* Supplied records:
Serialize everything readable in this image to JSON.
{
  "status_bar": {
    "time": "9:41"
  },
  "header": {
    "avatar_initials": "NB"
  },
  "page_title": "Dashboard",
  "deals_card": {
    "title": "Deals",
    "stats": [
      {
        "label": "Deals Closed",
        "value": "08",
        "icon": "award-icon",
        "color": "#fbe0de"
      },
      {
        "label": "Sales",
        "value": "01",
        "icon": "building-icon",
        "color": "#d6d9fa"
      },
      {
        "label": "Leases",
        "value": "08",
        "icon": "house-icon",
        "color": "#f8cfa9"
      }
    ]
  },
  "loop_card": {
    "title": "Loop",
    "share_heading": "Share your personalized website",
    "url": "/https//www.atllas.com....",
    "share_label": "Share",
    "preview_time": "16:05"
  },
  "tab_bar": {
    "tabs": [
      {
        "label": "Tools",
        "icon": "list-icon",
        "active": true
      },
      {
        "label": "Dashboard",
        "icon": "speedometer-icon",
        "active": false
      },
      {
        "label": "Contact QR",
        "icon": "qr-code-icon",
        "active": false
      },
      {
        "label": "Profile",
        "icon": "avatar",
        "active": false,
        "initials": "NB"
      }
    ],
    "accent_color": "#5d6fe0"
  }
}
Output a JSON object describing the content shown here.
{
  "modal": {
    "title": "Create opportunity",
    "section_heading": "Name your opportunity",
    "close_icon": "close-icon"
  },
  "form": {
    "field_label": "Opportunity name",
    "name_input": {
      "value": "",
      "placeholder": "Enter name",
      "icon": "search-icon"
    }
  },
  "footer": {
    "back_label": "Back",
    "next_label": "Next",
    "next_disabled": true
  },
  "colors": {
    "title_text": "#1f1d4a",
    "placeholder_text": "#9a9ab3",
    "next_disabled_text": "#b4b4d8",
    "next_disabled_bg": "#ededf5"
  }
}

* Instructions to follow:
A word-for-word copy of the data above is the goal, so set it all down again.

* Answer box:
Serialize everything readable in this image to JSON.
{
  "status_bar": {
    "time": "9:41"
  },
  "header": {
    "avatar_initials": "NB"
  },
  "page_title": "Dashboard",
  "deals_card": {
    "title": "Deals",
    "stats": [
      {
        "label": "Deals Closed",
        "value": "08",
        "icon": "award-icon",
        "color": "#fbe0de"
      },
      {
        "label": "Sales",
        "value": "01",
        "icon": "building-icon",
        "color": "#d6d9fa"
      },
      {
        "label": "Leases",
        "value": "08",
        "icon": "house-icon",
        "color": "#f8cfa9"
      }
    ]
  },
  "loop_card": {
    "title": "Loop",
    "share_heading": "Share your personalized website",
    "url": "/https//www.atllas.com....",
    "share_label": "Share",
    "preview_time": "16:05"
  },
  "tab_bar": {
    "tabs": [
      {
        "label": "Tools",
        "icon": "list-icon",
        "active": true
      },
      {
        "label": "Dashboard",
        "icon": "speedometer-icon",
        "active": false
      },
      {
        "label": "Contact QR",
        "icon": "qr-code-icon",
        "active": false
      },
      {
        "label": "Profile",
        "icon": "avatar",
        "active": false,
        "initials": "NB"
      }
    ],
    "accent_color": "#5d6fe0"
  }
}
Output a JSON object describing the content shown here.
{
  "modal": {
    "title": "Create opportunity",
    "section_heading": "Name your opportunity",
    "close_icon": "close-icon"
  },
  "form": {
    "field_label": "Opportunity name",
    "name_input": {
      "value": "",
      "placeholder": "Enter name",
      "icon": "search-icon"
    }
  },
  "footer": {
    "back_label": "Back",
    "next_label": "Next",
    "next_disabled": true
  },
  "colors": {
    "title_text": "#1f1d4a",
    "placeholder_text": "#9a9ab3",
    "next_disabled_text": "#b4b4d8",
    "next_disabled_bg": "#ededf5"
  }
}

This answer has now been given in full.